BEGIN

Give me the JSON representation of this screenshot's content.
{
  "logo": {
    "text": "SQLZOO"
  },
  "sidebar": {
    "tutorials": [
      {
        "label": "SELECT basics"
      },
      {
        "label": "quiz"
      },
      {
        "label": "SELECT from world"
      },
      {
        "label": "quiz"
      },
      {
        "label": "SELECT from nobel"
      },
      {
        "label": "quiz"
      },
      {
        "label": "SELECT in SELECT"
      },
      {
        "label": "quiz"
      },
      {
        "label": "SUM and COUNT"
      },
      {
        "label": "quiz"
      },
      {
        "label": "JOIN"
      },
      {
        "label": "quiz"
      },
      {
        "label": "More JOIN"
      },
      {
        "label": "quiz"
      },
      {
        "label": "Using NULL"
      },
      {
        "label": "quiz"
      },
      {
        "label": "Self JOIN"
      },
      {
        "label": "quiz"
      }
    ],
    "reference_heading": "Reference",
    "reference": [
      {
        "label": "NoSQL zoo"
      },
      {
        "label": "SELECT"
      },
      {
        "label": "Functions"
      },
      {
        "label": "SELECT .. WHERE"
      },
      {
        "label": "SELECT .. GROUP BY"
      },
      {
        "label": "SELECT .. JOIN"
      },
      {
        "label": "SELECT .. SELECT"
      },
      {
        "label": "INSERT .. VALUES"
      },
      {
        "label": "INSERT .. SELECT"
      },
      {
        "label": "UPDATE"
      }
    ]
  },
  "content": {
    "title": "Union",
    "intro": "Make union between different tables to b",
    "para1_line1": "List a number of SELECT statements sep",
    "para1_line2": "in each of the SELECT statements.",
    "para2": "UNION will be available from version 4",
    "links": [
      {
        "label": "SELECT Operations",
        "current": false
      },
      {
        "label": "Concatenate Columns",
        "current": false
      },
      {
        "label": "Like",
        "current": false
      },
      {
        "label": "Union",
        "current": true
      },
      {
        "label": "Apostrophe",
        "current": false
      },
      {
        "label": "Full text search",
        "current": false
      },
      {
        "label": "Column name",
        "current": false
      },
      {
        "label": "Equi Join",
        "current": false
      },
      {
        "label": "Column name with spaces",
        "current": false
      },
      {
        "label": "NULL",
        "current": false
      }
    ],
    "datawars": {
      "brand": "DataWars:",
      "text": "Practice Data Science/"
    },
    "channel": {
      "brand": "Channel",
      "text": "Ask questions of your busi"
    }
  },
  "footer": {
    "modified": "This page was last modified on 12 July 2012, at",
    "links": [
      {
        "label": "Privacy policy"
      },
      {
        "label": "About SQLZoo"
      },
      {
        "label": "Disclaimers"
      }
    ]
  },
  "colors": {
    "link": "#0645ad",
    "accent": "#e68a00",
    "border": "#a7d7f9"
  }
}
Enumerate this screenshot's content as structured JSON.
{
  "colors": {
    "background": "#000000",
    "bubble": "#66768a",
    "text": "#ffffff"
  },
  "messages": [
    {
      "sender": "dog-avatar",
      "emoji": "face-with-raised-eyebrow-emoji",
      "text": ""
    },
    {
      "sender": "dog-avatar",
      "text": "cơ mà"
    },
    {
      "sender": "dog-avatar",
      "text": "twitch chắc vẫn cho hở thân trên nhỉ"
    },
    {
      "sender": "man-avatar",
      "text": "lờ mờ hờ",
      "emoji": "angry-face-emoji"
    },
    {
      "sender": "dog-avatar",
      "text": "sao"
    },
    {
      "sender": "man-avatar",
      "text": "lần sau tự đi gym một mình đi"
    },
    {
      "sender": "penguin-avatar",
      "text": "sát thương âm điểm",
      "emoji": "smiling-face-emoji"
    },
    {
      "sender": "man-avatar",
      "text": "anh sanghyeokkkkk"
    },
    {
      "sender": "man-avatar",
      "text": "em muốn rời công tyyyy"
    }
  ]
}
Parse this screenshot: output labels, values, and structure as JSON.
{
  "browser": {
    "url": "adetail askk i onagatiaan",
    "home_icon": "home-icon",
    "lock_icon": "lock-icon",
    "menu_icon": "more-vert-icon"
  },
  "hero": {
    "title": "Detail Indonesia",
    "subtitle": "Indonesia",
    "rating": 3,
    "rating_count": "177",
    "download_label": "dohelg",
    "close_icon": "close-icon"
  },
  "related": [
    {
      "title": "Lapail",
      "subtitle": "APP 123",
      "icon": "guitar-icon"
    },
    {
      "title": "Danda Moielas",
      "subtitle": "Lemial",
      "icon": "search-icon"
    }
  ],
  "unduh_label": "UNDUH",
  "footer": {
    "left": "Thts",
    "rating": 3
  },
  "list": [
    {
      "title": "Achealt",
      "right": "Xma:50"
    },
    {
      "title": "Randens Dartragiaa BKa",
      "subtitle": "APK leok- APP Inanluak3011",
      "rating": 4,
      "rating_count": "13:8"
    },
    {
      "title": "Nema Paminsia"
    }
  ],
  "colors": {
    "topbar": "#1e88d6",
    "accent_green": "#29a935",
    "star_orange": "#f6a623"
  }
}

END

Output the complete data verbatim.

§ Output of the exercise:
Give me the JSON representation of this screenshot's content.
{
  "logo": {
    "text": "SQLZOO"
  },
  "sidebar": {
    "tutorials": [
      {
        "label": "SELECT basics"
      },
      {
        "label": "quiz"
      },
      {
        "label": "SELECT from world"
      },
      {
        "label": "quiz"
      },
      {
        "label": "SELECT from nobel"
      },
      {
        "label": "quiz"
      },
      {
        "label": "SELECT in SELECT"
      },
      {
        "label": "quiz"
      },
      {
        "label": "SUM and COUNT"
      },
      {
        "label": "quiz"
      },
      {
        "label": "JOIN"
      },
      {
        "label": "quiz"
      },
      {
        "label": "More JOIN"
      },
      {
        "label": "quiz"
      },
      {
        "label": "Using NULL"
      },
      {
        "label": "quiz"
      },
      {
        "label": "Self JOIN"
      },
      {
        "label": "quiz"
      }
    ],
    "reference_heading": "Reference",
    "reference": [
      {
        "label": "NoSQL zoo"
      },
      {
        "label": "SELECT"
      },
      {
        "label": "Functions"
      },
      {
        "label": "SELECT .. WHERE"
      },
      {
        "label": "SELECT .. GROUP BY"
      },
      {
        "label": "SELECT .. JOIN"
      },
      {
        "label": "SELECT .. SELECT"
      },
      {
        "label": "INSERT .. VALUES"
      },
      {
        "label": "INSERT .. SELECT"
      },
      {
        "label": "UPDATE"
      }
    ]
  },
  "content": {
    "title": "Union",
    "intro": "Make union between different tables to b",
    "para1_line1": "List a number of SELECT statements sep",
    "para1_line2": "in each of the SELECT statements.",
    "para2": "UNION will be available from version 4",
    "links": [
      {
        "label": "SELECT Operations",
        "current": false
      },
      {
        "label": "Concatenate Columns",
        "current": false
      },
      {
        "label": "Like",
        "current": false
      },
      {
        "label": "Union",
        "current": true
      },
      {
        "label": "Apostrophe",
        "current": false
      },
      {
        "label": "Full text search",
        "current": false
      },
      {
        "label": "Column name",
        "current": false
      },
      {
        "label": "Equi Join",
        "current": false
      },
      {
        "label": "Column name with spaces",
        "current": false
      },
      {
        "label": "NULL",
        "current": false
      }
    ],
    "datawars": {
      "brand": "DataWars:",
      "text": "Practice Data Science/"
    },
    "channel": {
      "brand": "Channel",
      "text": "Ask questions of your busi"
    }
  },
  "footer": {
    "modified": "This page was last modified on 12 July 2012, at",
    "links": [
      {
        "label": "Privacy policy"
      },
      {
        "label": "About SQLZoo"
      },
      {
        "label": "Disclaimers"
      }
    ]
  },
  "colors": {
    "link": "#0645ad",
    "accent": "#e68a00",
    "border": "#a7d7f9"
  }
}
Enumerate this screenshot's content as structured JSON.
{
  "colors": {
    "background": "#000000",
    "bubble": "#66768a",
    "text": "#ffffff"
  },
  "messages": [
    {
      "sender": "dog-avatar",
      "emoji": "face-with-raised-eyebrow-emoji",
      "text": ""
    },
    {
      "sender": "dog-avatar",
      "text": "cơ mà"
    },
    {
      "sender": "dog-avatar",
      "text": "twitch chắc vẫn cho hở thân trên nhỉ"
    },
    {
      "sender": "man-avatar",
      "text": "lờ mờ hờ",
      "emoji": "angry-face-emoji"
    },
    {
      "sender": "dog-avatar",
      "text": "sao"
    },
    {
      "sender": "man-avatar",
      "text": "lần sau tự đi gym một mình đi"
    },
    {
      "sender": "penguin-avatar",
      "text": "sát thương âm điểm",
      "emoji": "smiling-face-emoji"
    },
    {
      "sender": "man-avatar",
      "text": "anh sanghyeokkkkk"
    },
    {
      "sender": "man-avatar",
      "text": "em muốn rời công tyyyy"
    }
  ]
}
Parse this screenshot: output labels, values, and structure as JSON.
{
  "browser": {
    "url": "adetail askk i onagatiaan",
    "home_icon": "home-icon",
    "lock_icon": "lock-icon",
    "menu_icon": "more-vert-icon"
  },
  "hero": {
    "title": "Detail Indonesia",
    "subtitle": "Indonesia",
    "rating": 3,
    "rating_count": "177",
    "download_label": "dohelg",
    "close_icon": "close-icon"
  },
  "related": [
    {
      "title": "Lapail",
      "subtitle": "APP 123",
      "icon": "guitar-icon"
    },
    {
      "title": "Danda Moielas",
      "subtitle": "Lemial",
      "icon": "search-icon"
    }
  ],
  "unduh_label": "UNDUH",
  "footer": {
    "left": "Thts",
    "rating": 3
  },
  "list": [
    {
      "title": "Achealt",
      "right": "Xma:50"
    },
    {
      "title": "Randens Dartragiaa BKa",
      "subtitle": "APK leok- APP Inanluak3011",
      "rating": 4,
      "rating_count": "13:8"
    },
    {
      "title": "Nema Paminsia"
    }
  ],
  "colors": {
    "topbar": "#1e88d6",
    "accent_green": "#29a935",
    "star_orange": "#f6a623"
  }
}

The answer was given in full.